In full and without changes, output the data.

(Interface dataset entries)

....

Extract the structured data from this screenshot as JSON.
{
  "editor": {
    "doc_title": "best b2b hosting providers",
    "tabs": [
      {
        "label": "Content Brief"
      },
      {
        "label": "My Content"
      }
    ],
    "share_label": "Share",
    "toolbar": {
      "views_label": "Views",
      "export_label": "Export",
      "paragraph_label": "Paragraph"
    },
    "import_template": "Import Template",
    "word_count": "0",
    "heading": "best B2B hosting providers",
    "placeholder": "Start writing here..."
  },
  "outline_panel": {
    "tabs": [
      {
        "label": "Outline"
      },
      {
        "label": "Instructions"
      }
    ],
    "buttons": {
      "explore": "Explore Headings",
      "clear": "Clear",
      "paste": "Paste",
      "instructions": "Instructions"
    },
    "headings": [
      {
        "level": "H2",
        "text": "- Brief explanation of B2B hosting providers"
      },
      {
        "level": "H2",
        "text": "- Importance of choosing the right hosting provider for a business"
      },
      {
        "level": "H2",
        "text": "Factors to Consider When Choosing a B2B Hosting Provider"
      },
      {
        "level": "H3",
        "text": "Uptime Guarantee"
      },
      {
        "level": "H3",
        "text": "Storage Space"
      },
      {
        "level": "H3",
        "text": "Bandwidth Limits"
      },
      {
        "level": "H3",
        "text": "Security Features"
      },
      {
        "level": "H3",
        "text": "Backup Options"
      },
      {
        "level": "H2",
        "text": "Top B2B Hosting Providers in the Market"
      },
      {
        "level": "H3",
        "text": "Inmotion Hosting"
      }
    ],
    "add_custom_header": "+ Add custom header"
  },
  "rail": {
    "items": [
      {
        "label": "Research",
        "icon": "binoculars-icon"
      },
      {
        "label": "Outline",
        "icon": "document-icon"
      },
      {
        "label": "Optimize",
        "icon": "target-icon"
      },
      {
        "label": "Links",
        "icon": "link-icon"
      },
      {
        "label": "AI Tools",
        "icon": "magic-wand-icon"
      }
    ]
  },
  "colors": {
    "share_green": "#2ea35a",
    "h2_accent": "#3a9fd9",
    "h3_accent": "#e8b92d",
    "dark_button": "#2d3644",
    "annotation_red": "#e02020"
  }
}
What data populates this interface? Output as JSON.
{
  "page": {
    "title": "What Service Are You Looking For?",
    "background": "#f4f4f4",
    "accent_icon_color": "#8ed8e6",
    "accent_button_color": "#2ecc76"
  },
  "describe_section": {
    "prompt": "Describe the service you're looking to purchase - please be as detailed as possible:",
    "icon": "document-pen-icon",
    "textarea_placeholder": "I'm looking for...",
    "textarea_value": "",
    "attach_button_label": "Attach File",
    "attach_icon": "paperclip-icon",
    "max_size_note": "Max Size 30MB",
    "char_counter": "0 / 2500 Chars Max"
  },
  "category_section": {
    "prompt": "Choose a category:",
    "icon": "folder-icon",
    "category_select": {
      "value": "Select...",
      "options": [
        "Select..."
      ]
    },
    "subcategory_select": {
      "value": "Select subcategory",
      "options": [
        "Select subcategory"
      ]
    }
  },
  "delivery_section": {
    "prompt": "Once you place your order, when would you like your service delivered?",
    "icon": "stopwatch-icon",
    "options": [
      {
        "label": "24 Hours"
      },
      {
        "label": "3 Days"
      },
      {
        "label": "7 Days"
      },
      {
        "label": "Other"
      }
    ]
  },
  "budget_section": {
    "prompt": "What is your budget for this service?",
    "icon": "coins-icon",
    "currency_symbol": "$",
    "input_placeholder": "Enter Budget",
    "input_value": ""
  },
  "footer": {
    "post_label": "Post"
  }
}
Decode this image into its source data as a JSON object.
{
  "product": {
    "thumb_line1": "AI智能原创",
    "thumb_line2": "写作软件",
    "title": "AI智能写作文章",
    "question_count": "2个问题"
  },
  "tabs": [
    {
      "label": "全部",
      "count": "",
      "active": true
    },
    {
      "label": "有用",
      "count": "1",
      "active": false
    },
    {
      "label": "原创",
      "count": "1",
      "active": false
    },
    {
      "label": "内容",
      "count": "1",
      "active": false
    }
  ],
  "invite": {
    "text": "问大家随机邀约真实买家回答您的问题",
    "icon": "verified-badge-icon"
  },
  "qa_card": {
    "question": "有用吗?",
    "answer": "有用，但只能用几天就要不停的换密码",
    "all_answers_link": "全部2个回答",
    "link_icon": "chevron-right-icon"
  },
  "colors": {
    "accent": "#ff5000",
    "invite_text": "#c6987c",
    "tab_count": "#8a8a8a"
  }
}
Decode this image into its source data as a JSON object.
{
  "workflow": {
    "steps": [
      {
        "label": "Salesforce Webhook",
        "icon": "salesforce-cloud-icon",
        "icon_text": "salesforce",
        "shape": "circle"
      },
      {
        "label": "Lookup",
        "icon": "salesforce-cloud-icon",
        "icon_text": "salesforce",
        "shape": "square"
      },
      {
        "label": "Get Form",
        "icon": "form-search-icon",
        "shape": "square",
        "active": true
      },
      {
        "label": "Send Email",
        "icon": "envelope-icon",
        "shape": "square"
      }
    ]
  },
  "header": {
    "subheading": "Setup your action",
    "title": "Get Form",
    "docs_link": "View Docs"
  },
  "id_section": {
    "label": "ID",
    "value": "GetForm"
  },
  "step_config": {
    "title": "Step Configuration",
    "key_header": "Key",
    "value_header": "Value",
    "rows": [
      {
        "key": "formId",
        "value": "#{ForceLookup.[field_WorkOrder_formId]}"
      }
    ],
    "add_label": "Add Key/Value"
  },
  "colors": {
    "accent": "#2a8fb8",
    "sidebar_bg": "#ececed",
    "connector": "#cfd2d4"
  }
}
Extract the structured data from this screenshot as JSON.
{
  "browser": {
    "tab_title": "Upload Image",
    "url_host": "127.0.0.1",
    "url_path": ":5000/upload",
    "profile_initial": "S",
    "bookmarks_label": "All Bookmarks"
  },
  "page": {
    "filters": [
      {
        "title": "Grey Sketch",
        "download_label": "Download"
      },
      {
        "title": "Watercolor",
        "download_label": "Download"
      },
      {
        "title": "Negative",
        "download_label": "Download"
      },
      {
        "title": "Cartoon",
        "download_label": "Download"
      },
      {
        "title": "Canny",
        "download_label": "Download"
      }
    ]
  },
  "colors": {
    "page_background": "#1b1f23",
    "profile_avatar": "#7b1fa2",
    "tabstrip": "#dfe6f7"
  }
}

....

Answer for this exercise »
Extract the structured data from this screenshot as JSON.
{
  "editor": {
    "doc_title": "best b2b hosting providers",
    "tabs": [
      {
        "label": "Content Brief"
      },
      {
        "label": "My Content"
      }
    ],
    "share_label": "Share",
    "toolbar": {
      "views_label": "Views",
      "export_label": "Export",
      "paragraph_label": "Paragraph"
    },
    "import_template": "Import Template",
    "word_count": "0",
    "heading": "best B2B hosting providers",
    "placeholder": "Start writing here..."
  },
  "outline_panel": {
    "tabs": [
      {
        "label": "Outline"
      },
      {
        "label": "Instructions"
      }
    ],
    "buttons": {
      "explore": "Explore Headings",
      "clear": "Clear",
      "paste": "Paste",
      "instructions": "Instructions"
    },
    "headings": [
      {
        "level": "H2",
        "text": "- Brief explanation of B2B hosting providers"
      },
      {
        "level": "H2",
        "text": "- Importance of choosing the right hosting provider for a business"
      },
      {
        "level": "H2",
        "text": "Factors to Consider When Choosing a B2B Hosting Provider"
      },
      {
        "level": "H3",
        "text": "Uptime Guarantee"
      },
      {
        "level": "H3",
        "text": "Storage Space"
      },
      {
        "level": "H3",
        "text": "Bandwidth Limits"
      },
      {
        "level": "H3",
        "text": "Security Features"
      },
      {
        "level": "H3",
        "text": "Backup Options"
      },
      {
        "level": "H2",
        "text": "Top B2B Hosting Providers in the Market"
      },
      {
        "level": "H3",
        "text": "Inmotion Hosting"
      }
    ],
    "add_custom_header": "+ Add custom header"
  },
  "rail": {
    "items": [
      {
        "label": "Research",
        "icon": "binoculars-icon"
      },
      {
        "label": "Outline",
        "icon": "document-icon"
      },
      {
        "label": "Optimize",
        "icon": "target-icon"
      },
      {
        "label": "Links",
        "icon": "link-icon"
      },
      {
        "label": "AI Tools",
        "icon": "magic-wand-icon"
      }
    ]
  },
  "colors": {
    "share_green": "#2ea35a",
    "h2_accent": "#3a9fd9",
    "h3_accent": "#e8b92d",
    "dark_button": "#2d3644",
    "annotation_red": "#e02020"
  }
}
What data populates this interface? Output as JSON.
{
  "page": {
    "title": "What Service Are You Looking For?",
    "background": "#f4f4f4",
    "accent_icon_color": "#8ed8e6",
    "accent_button_color": "#2ecc76"
  },
  "describe_section": {
    "prompt": "Describe the service you're looking to purchase - please be as detailed as possible:",
    "icon": "document-pen-icon",
    "textarea_placeholder": "I'm looking for...",
    "textarea_value": "",
    "attach_button_label": "Attach File",
    "attach_icon": "paperclip-icon",
    "max_size_note": "Max Size 30MB",
    "char_counter": "0 / 2500 Chars Max"
  },
  "category_section": {
    "prompt": "Choose a category:",
    "icon": "folder-icon",
    "category_select": {
      "value": "Select...",
      "options": [
        "Select..."
      ]
    },
    "subcategory_select": {
      "value": "Select subcategory",
      "options": [
        "Select subcategory"
      ]
    }
  },
  "delivery_section": {
    "prompt": "Once you place your order, when would you like your service delivered?",
    "icon": "stopwatch-icon",
    "options": [
      {
        "label": "24 Hours"
      },
      {
        "label": "3 Days"
      },
      {
        "label": "7 Days"
      },
      {
        "label": "Other"
      }
    ]
  },
  "budget_section": {
    "prompt": "What is your budget for this service?",
    "icon": "coins-icon",
    "currency_symbol": "$",
    "input_placeholder": "Enter Budget",
    "input_value": ""
  },
  "footer": {
    "post_label": "Post"
  }
}
Decode this image into its source data as a JSON object.
{
  "product": {
    "thumb_line1": "AI智能原创",
    "thumb_line2": "写作软件",
    "title": "AI智能写作文章",
    "question_count": "2个问题"
  },
  "tabs": [
    {
      "label": "全部",
      "count": "",
      "active": true
    },
    {
      "label": "有用",
      "count": "1",
      "active": false
    },
    {
      "label": "原创",
      "count": "1",
      "active": false
    },
    {
      "label": "内容",
      "count": "1",
      "active": false
    }
  ],
  "invite": {
    "text": "问大家随机邀约真实买家回答您的问题",
    "icon": "verified-badge-icon"
  },
  "qa_card": {
    "question": "有用吗?",
    "answer": "有用，但只能用几天就要不停的换密码",
    "all_answers_link": "全部2个回答",
    "link_icon": "chevron-right-icon"
  },
  "colors": {
    "accent": "#ff5000",
    "invite_text": "#c6987c",
    "tab_count": "#8a8a8a"
  }
}
Decode this image into its source data as a JSON object.
{
  "workflow": {
    "steps": [
      {
        "label": "Salesforce Webhook",
        "icon": "salesforce-cloud-icon",
        "icon_text": "salesforce",
        "shape": "circle"
      },
      {
        "label": "Lookup",
        "icon": "salesforce-cloud-icon",
        "icon_text": "salesforce",
        "shape": "square"
      },
      {
        "label": "Get Form",
        "icon": "form-search-icon",
        "shape": "square",
        "active": true
      },
      {
        "label": "Send Email",
        "icon": "envelope-icon",
        "shape": "square"
      }
    ]
  },
  "header": {
    "subheading": "Setup your action",
    "title": "Get Form",
    "docs_link": "View Docs"
  },
  "id_section": {
    "label": "ID",
    "value": "GetForm"
  },
  "step_config": {
    "title": "Step Configuration",
    "key_header": "Key",
    "value_header": "Value",
    "rows": [
      {
        "key": "formId",
        "value": "#{ForceLookup.[field_WorkOrder_formId]}"
      }
    ],
    "add_label": "Add Key/Value"
  },
  "colors": {
    "accent": "#2a8fb8",
    "sidebar_bg": "#ececed",
    "connector": "#cfd2d4"
  }
}
Extract the structured data from this screenshot as JSON.
{
  "browser": {
    "tab_title": "Upload Image",
    "url_host": "127.0.0.1",
    "url_path": ":5000/upload",
    "profile_initial": "S",
    "bookmarks_label": "All Bookmarks"
  },
  "page": {
    "filters": [
      {
        "title": "Grey Sketch",
        "download_label": "Download"
      },
      {
        "title": "Watercolor",
        "download_label": "Download"
      },
      {
        "title": "Negative",
        "download_label": "Download"
      },
      {
        "title": "Cartoon",
        "download_label": "Download"
      },
      {
        "title": "Canny",
        "download_label": "Download"
      }
    ]
  },
  "colors": {
    "page_background": "#1b1f23",
    "profile_avatar": "#7b1fa2",
    "tabstrip": "#dfe6f7"
  }
}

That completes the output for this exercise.